Each entry should be restated word for word, with all pictures left out.

— Given data —
+-------+
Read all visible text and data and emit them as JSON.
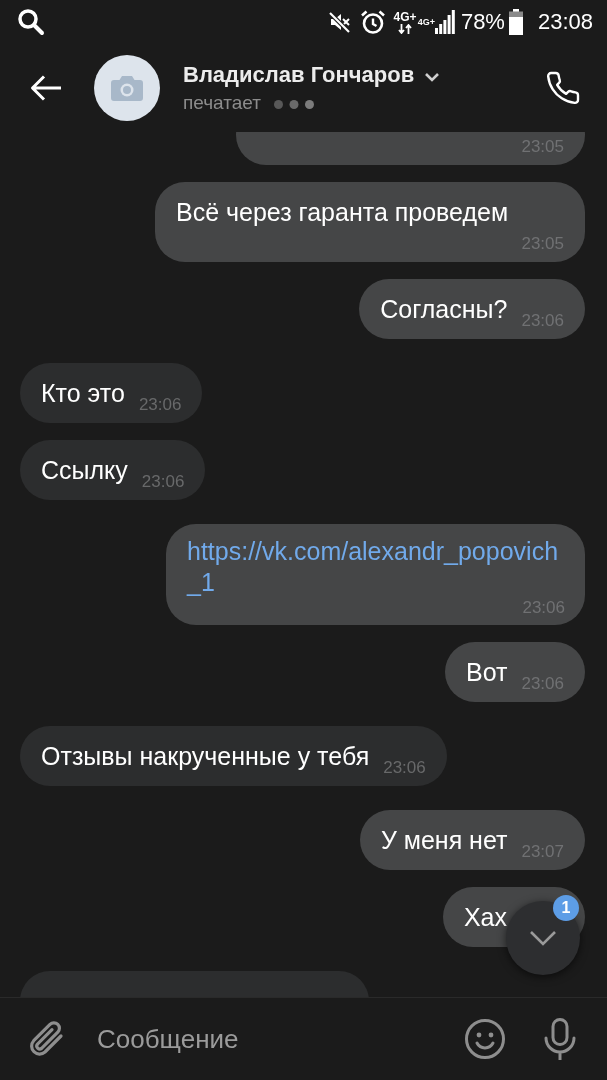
{
  "status_bar": {
    "network_labels": [
      "4G+",
      "4G+"
    ],
    "battery": "78%",
    "time": "23:08"
  },
  "header": {
    "name": "Владислав Гончаров",
    "status": "печатает"
  },
  "messages": [
    {
      "outgoing": true,
      "kind": "text",
      "time": "23:05"
    },
    {
      "outgoing": true,
      "kind": "text",
      "text": "Всё через гаранта проведем",
      "time": "23:05"
    },
    {
      "outgoing": true,
      "kind": "text",
      "text": "Согласны?",
      "time": "23:06"
    },
    {
      "outgoing": false,
      "kind": "text",
      "text": "Кто это",
      "time": "23:06"
    },
    {
      "outgoing": false,
      "kind": "text",
      "text": "Ссылку",
      "time": "23:06"
    },
    {
      "outgoing": true,
      "kind": "link",
      "text": "https://vk.com/alexandr_popovich_1",
      "time": "23:06"
    },
    {
      "outgoing": true,
      "kind": "text",
      "text": "Вот",
      "time": "23:06"
    },
    {
      "outgoing": false,
      "kind": "text",
      "text": "Отзывы накрученные у тебя",
      "time": "23:06"
    },
    {
      "outgoing": true,
      "kind": "text",
      "text": "У меня нет",
      "time": "23:07"
    },
    {
      "outgoing": true,
      "kind": "text",
      "text": "Хах"
    },
    {
      "outgoing": false,
      "kind": "text"
    }
  ],
  "scroll_down": {
    "badge": "1"
  },
  "composer": {
    "placeholder": "Сообщение"
  }
}
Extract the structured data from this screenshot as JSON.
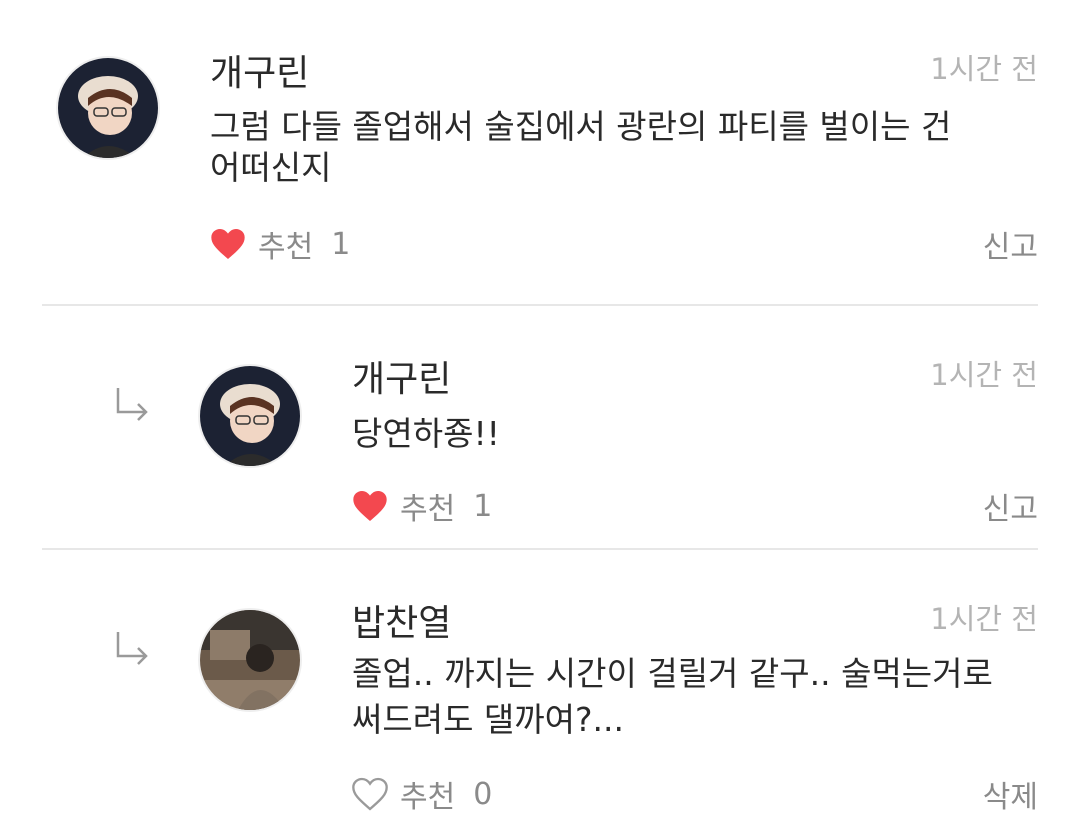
{
  "comments": [
    {
      "username": "개구린",
      "time": "1시간 전",
      "text_line1": "그럼 다들 졸업해서 술집에서 광란의 파티를 벌이는 건",
      "text_line2": "어떠신지",
      "like_label": "추천",
      "like_count": "1",
      "liked": true,
      "action": "신고"
    },
    {
      "username": "개구린",
      "time": "1시간 전",
      "text_line1": "당연하죵!!",
      "like_label": "추천",
      "like_count": "1",
      "liked": true,
      "action": "신고"
    },
    {
      "username": "밥찬열",
      "time": "1시간 전",
      "text_line1": "졸업.. 까지는 시간이 걸릴거 같구.. 술먹는거로",
      "text_line2": "써드려도 댈까여?...",
      "like_label": "추천",
      "like_count": "0",
      "liked": false,
      "action": "삭제"
    }
  ],
  "colors": {
    "heart_filled": "#f3484f",
    "heart_outline": "#9a9a9a",
    "meta_text": "#8a8a8a",
    "time_text": "#b4b4b4",
    "divider": "#e7e7e7"
  },
  "icons": {
    "reply": "reply-arrow-icon",
    "liked": "heart-filled-icon",
    "not_liked": "heart-outline-icon"
  }
}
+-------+
— Written solution —
Read all visible text and data and emit them as JSON.
{
  "status_bar": {
    "network_labels": [
      "4G+",
      "4G+"
    ],
    "battery": "78%",
    "time": "23:08"
  },
  "header": {
    "name": "Владислав Гончаров",
    "status": "печатает"
  },
  "messages": [
    {
      "outgoing": true,
      "kind": "text",
      "time": "23:05"
    },
    {
      "outgoing": true,
      "kind": "text",
      "text": "Всё через гаранта проведем",
      "time": "23:05"
    },
    {
      "outgoing": true,
      "kind": "text",
      "text": "Согласны?",
      "time": "23:06"
    },
    {
      "outgoing": false,
      "kind": "text",
      "text": "Кто это",
      "time": "23:06"
    },
    {
      "outgoing": false,
      "kind": "text",
      "text": "Ссылку",
      "time": "23:06"
    },
    {
      "outgoing": true,
      "kind": "link",
      "text": "https://vk.com/alexandr_popovich_1",
      "time": "23:06"
    },
    {
      "outgoing": true,
      "kind": "text",
      "text": "Вот",
      "time": "23:06"
    },
    {
      "outgoing": false,
      "kind": "text",
      "text": "Отзывы накрученные у тебя",
      "time": "23:06"
    },
    {
      "outgoing": true,
      "kind": "text",
      "text": "У меня нет",
      "time": "23:07"
    },
    {
      "outgoing": true,
      "kind": "text",
      "text": "Хах"
    },
    {
      "outgoing": false,
      "kind": "text"
    }
  ],
  "scroll_down": {
    "badge": "1"
  },
  "composer": {
    "placeholder": "Сообщение"
  }
}
Extract the structured data from this screenshot as JSON.
{
  "comments": [
    {
      "username": "개구린",
      "time": "1시간 전",
      "text_line1": "그럼 다들 졸업해서 술집에서 광란의 파티를 벌이는 건",
      "text_line2": "어떠신지",
      "like_label": "추천",
      "like_count": "1",
      "liked": true,
      "action": "신고"
    },
    {
      "username": "개구린",
      "time": "1시간 전",
      "text_line1": "당연하죵!!",
      "like_label": "추천",
      "like_count": "1",
      "liked": true,
      "action": "신고"
    },
    {
      "username": "밥찬열",
      "time": "1시간 전",
      "text_line1": "졸업.. 까지는 시간이 걸릴거 같구.. 술먹는거로",
      "text_line2": "써드려도 댈까여?...",
      "like_label": "추천",
      "like_count": "0",
      "liked": false,
      "action": "삭제"
    }
  ],
  "colors": {
    "heart_filled": "#f3484f",
    "heart_outline": "#9a9a9a",
    "meta_text": "#8a8a8a",
    "time_text": "#b4b4b4",
    "divider": "#e7e7e7"
  },
  "icons": {
    "reply": "reply-arrow-icon",
    "liked": "heart-filled-icon",
    "not_liked": "heart-outline-icon"
  }
}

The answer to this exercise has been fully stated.